# THE TASK
Copy out each line of the listing below that contains the word "Request".

▽

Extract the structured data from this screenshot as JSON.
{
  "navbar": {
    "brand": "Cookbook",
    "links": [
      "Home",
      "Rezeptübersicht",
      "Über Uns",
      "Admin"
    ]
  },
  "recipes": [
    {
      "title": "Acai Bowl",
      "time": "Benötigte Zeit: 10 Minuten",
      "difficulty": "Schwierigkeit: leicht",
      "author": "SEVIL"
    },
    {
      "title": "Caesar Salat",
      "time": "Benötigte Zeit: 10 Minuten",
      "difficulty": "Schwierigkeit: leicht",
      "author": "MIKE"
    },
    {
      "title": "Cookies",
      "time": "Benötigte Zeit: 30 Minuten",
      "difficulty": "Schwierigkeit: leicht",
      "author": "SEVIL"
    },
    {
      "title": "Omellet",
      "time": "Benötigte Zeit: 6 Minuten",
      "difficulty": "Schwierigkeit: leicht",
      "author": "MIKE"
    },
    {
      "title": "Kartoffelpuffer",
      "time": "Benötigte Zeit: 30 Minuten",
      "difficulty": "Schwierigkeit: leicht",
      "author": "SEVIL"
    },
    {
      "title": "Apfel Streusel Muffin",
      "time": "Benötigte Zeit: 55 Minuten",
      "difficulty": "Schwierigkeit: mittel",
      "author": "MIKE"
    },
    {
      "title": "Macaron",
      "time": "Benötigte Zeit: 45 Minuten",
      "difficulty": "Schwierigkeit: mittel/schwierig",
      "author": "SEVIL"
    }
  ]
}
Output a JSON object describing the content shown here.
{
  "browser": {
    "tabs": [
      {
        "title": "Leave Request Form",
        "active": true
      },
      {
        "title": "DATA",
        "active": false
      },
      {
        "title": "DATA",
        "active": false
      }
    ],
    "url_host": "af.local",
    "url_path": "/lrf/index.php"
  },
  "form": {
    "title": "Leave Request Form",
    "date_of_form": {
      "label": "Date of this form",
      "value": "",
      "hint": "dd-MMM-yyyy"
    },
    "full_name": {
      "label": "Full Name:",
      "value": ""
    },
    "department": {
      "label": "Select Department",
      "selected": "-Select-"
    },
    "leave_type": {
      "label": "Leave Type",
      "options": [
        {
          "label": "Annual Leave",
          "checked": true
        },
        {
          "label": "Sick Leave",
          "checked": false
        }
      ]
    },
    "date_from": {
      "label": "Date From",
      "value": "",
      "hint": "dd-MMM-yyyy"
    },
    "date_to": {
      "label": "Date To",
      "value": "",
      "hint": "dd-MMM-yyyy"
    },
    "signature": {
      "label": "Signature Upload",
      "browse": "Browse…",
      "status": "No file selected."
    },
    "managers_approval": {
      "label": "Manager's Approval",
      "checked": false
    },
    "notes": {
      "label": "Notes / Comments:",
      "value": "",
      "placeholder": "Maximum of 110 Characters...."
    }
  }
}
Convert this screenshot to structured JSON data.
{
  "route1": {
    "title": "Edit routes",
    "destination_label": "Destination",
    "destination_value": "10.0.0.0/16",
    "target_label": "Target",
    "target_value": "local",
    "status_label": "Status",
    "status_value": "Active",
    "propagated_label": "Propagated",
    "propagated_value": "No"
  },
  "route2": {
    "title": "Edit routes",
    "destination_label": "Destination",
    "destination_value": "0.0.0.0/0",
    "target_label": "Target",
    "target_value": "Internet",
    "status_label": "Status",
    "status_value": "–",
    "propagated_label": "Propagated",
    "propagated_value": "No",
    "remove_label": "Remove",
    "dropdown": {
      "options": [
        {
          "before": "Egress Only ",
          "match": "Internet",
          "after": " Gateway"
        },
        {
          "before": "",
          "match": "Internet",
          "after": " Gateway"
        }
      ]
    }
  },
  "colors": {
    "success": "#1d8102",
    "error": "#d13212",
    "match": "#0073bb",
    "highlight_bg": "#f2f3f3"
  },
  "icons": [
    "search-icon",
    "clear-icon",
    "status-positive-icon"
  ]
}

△

# SOLUTION TO THIS TASK
        "title": "Leave Request Form",
    "title": "Leave Request Form",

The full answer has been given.